Supplied entries section start

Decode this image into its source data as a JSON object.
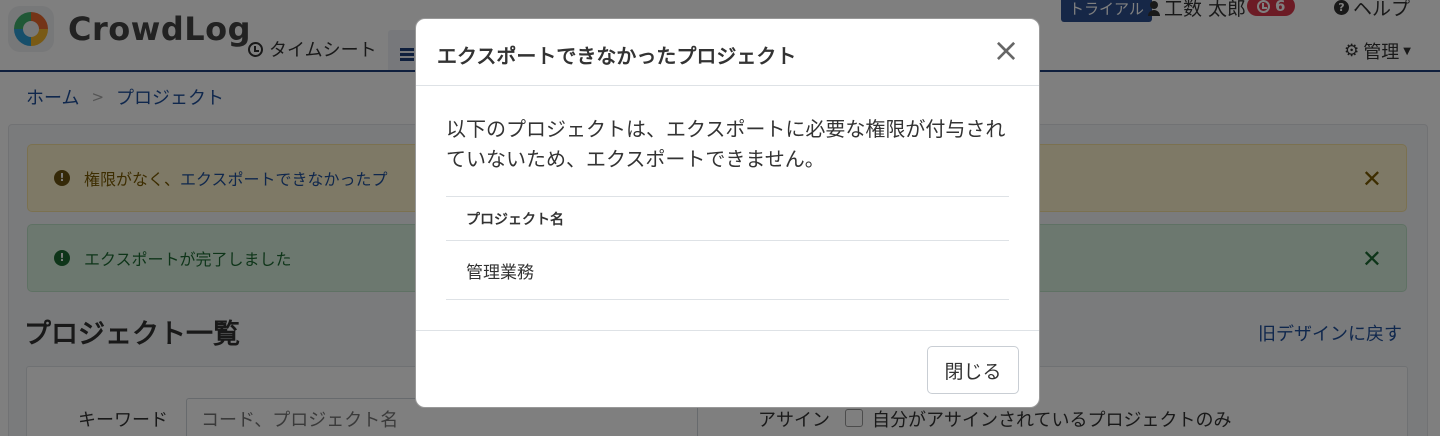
{
  "app": {
    "logo_text": "CrowdLog"
  },
  "nav": {
    "timesheet": "タイムシート",
    "trial_badge": "トライアル",
    "user_name": "工数 太郎",
    "notification_count": "6",
    "help": "ヘルプ",
    "admin": "管理"
  },
  "breadcrumb": {
    "home": "ホーム",
    "current": "プロジェクト"
  },
  "alerts": {
    "warning_prefix": "権限がなく、",
    "warning_link": "エクスポートできなかったプ",
    "success": "エクスポートが完了しました"
  },
  "page": {
    "title": "プロジェクト一覧",
    "old_design_link": "旧デザインに戻す"
  },
  "filters": {
    "keyword_label": "キーワード",
    "keyword_placeholder": "コード、プロジェクト名",
    "assign_label": "アサイン",
    "assign_option": "自分がアサインされているプロジェクトのみ"
  },
  "modal": {
    "title": "エクスポートできなかったプロジェクト",
    "message": "以下のプロジェクトは、エクスポートに必要な権限が付与されていないため、エクスポートできません。",
    "table_header": "プロジェクト名",
    "rows": [
      "管理業務"
    ],
    "close_button": "閉じる"
  },
  "colors": {
    "brand_navy": "#1f3f7a",
    "link_blue": "#1f4f9a",
    "badge_red": "#d9374a",
    "warning_bg": "#fdf2cc",
    "success_bg": "#d9f0df"
  }
}
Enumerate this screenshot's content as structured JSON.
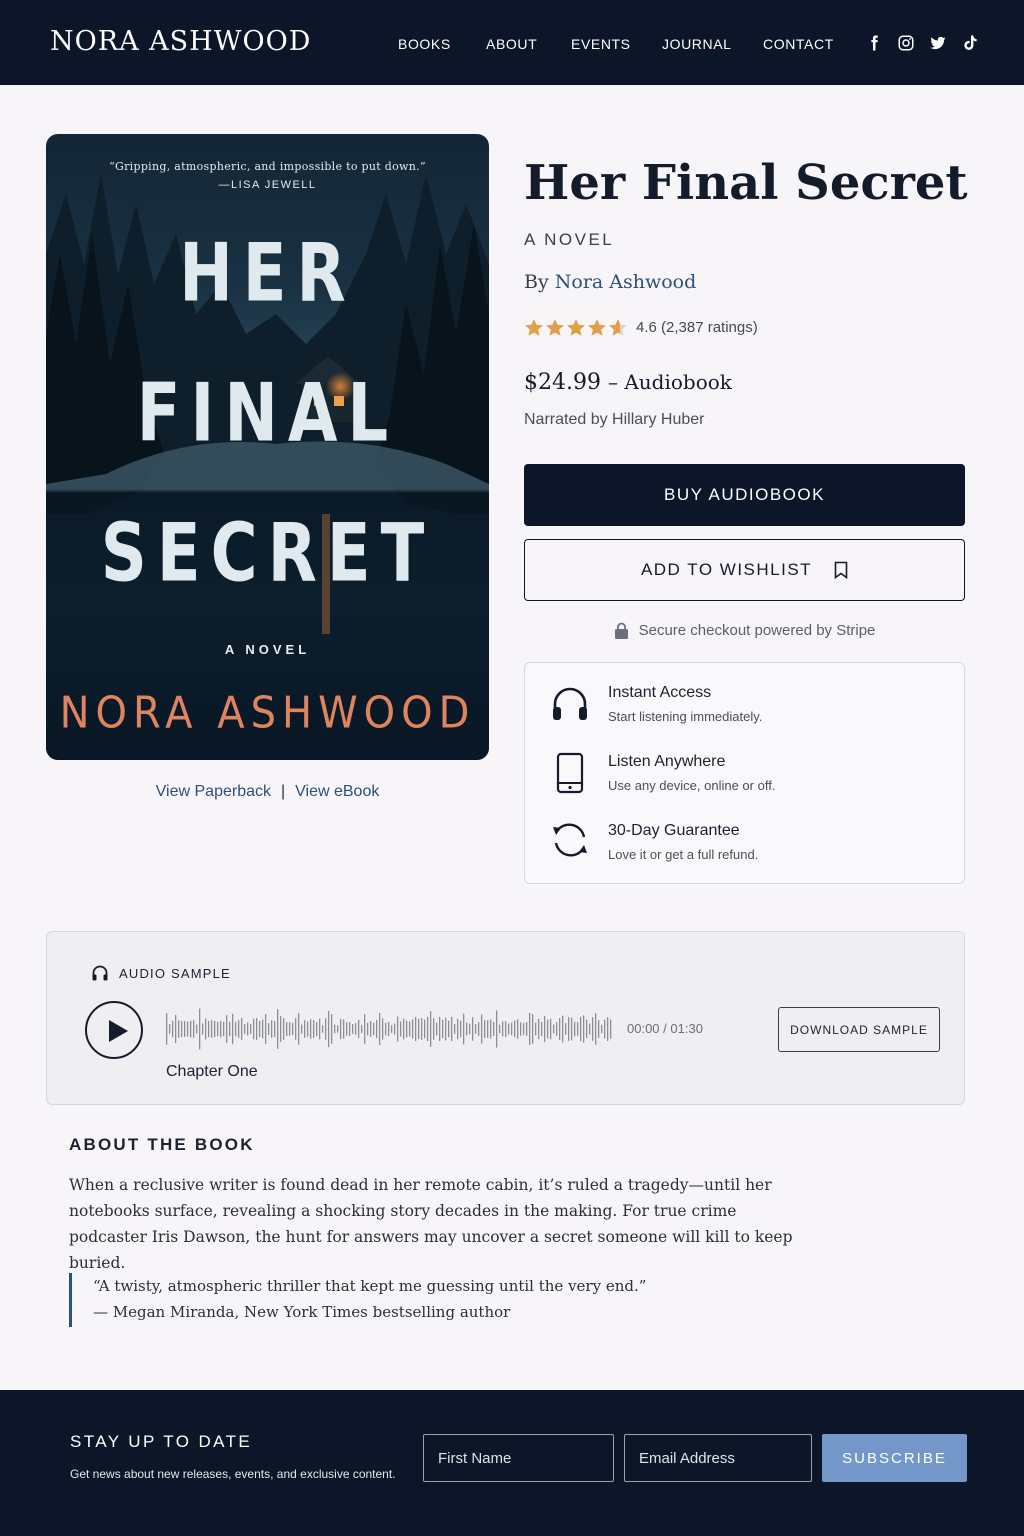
{
  "header": {
    "brand": "NORA ASHWOOD",
    "nav": [
      "BOOKS",
      "ABOUT",
      "EVENTS",
      "JOURNAL",
      "CONTACT"
    ],
    "social": [
      "facebook-icon",
      "instagram-icon",
      "twitter-icon",
      "tiktok-icon"
    ]
  },
  "cover": {
    "blurb": "“Gripping, atmospheric, and impossible to put down.”",
    "blurb_attribution": "—LISA JEWELL",
    "title_lines": [
      "HER",
      "FINAL",
      "SECRET"
    ],
    "subtitle": "A NOVEL",
    "author": "NORA ASHWOOD"
  },
  "editions": {
    "paperback": "View Paperback",
    "separator": "|",
    "ebook": "View eBook"
  },
  "book": {
    "title": "Her Final Secret",
    "subtitle": "A NOVEL",
    "by_prefix": "By",
    "author": "Nora Ashwood",
    "rating_value": 4.6,
    "rating_text": "4.6 (2,387 ratings)",
    "price": "$24.99",
    "format": "– Audiobook",
    "narrator": "Narrated by Hillary Huber"
  },
  "actions": {
    "buy": "BUY AUDIOBOOK",
    "wishlist": "ADD TO WISHLIST",
    "secure": "Secure checkout powered by Stripe"
  },
  "features": [
    {
      "icon": "headphones-icon",
      "title": "Instant Access",
      "desc": "Start listening immediately."
    },
    {
      "icon": "smartphone-icon",
      "title": "Listen Anywhere",
      "desc": "Use any device, online or off."
    },
    {
      "icon": "refresh-icon",
      "title": "30-Day Guarantee",
      "desc": "Love it or get a full refund."
    }
  ],
  "audio": {
    "label": "AUDIO SAMPLE",
    "current_time": "00:00",
    "separator": "/",
    "total_time": "01:30",
    "chapter": "Chapter One",
    "download": "DOWNLOAD SAMPLE",
    "progress": 0
  },
  "about": {
    "heading": "ABOUT THE BOOK",
    "body": "When a reclusive writer is found dead in her remote cabin, it’s ruled a tragedy—until her notebooks surface, revealing a shocking story decades in the making. For true crime podcaster Iris Dawson, the hunt for answers may uncover a secret someone will kill to keep buried.",
    "quote": "“A twisty, atmospheric thriller that kept me guessing until the very end.”",
    "quote_attribution": "— Megan Miranda, New York Times bestselling author"
  },
  "newsletter": {
    "heading": "STAY UP TO DATE",
    "description": "Get news about new releases, events, and exclusive content.",
    "first_name_placeholder": "First Name",
    "email_placeholder": "Email Address",
    "subscribe": "SUBSCRIBE"
  },
  "colors": {
    "navy": "#0d1628",
    "link": "#2c4f7c",
    "star": "#e0a04a",
    "cover_author": "#e0845f",
    "subscribe": "#7397c8"
  }
}
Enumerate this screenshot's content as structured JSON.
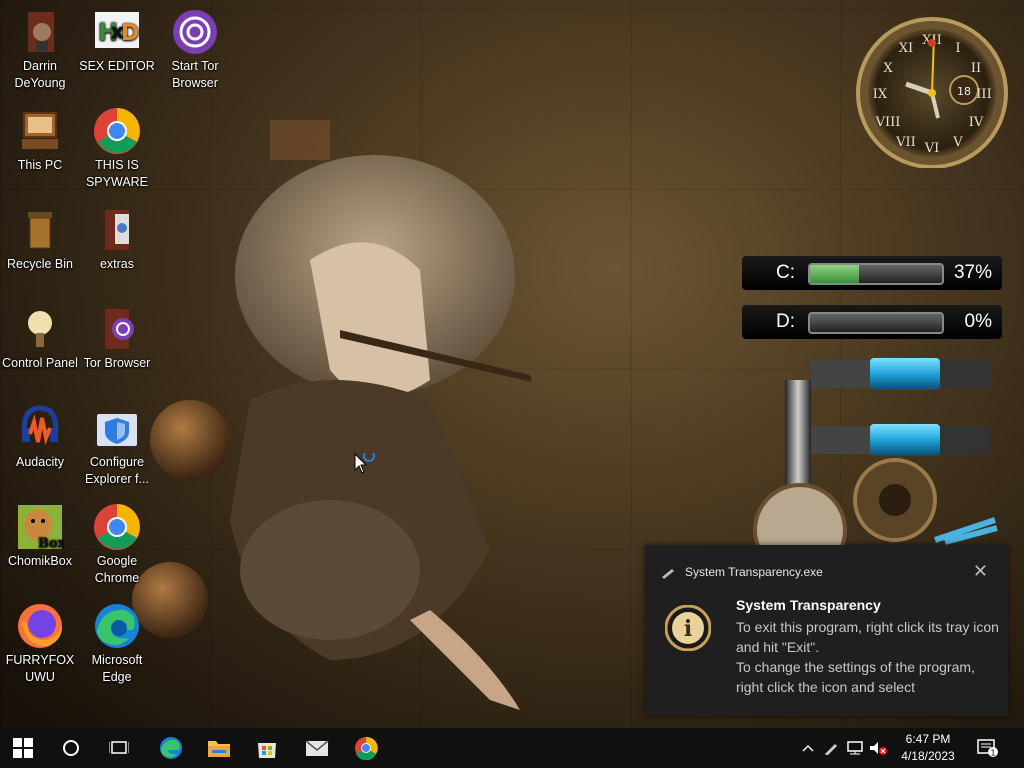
{
  "desktop_icons": [
    {
      "label": "Darrin DeYoung",
      "icon": "person-folder-icon"
    },
    {
      "label": "SEX EDITOR",
      "icon": "hex-editor-icon"
    },
    {
      "label": "Start Tor Browser",
      "icon": "tor-icon"
    },
    {
      "label": "This PC",
      "icon": "computer-icon"
    },
    {
      "label": "THIS IS SPYWARE",
      "icon": "chrome-icon"
    },
    {
      "label": "Recycle Bin",
      "icon": "recycle-bin-icon"
    },
    {
      "label": "extras",
      "icon": "folder-icon"
    },
    {
      "label": "Control Panel",
      "icon": "control-panel-icon"
    },
    {
      "label": "Tor Browser",
      "icon": "tor-folder-icon"
    },
    {
      "label": "Audacity",
      "icon": "audacity-icon"
    },
    {
      "label": "Configure Explorer f...",
      "icon": "shield-folder-icon"
    },
    {
      "label": "ChomikBox",
      "icon": "chomikbox-icon"
    },
    {
      "label": "Google Chrome",
      "icon": "chrome-icon"
    },
    {
      "label": "FURRYFOX UWU",
      "icon": "firefox-icon"
    },
    {
      "label": "Microsoft Edge",
      "icon": "edge-icon"
    }
  ],
  "clock_widget": {
    "date_day": "18"
  },
  "drives": [
    {
      "letter": "C:",
      "percent_text": "37%",
      "fraction": 0.37
    },
    {
      "letter": "D:",
      "percent_text": "0%",
      "fraction": 0.0
    }
  ],
  "notification": {
    "app_name": "System Transparency.exe",
    "close_glyph": "✕",
    "title": "System Transparency",
    "body": "To exit this program, right click its tray icon and hit \"Exit\".\nTo change the settings of the program, right click the icon and select"
  },
  "taskbar": {
    "time": "6:47 PM",
    "date": "4/18/2023",
    "notification_count": "1"
  },
  "colors": {
    "taskbar_bg": "#101010",
    "toast_bg": "#1f1f1f",
    "drive_fill": "#5cae55"
  }
}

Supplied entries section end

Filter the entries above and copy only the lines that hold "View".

Output for this exercise
    "paperback": "View Paperback",
    "ebook": "View eBook"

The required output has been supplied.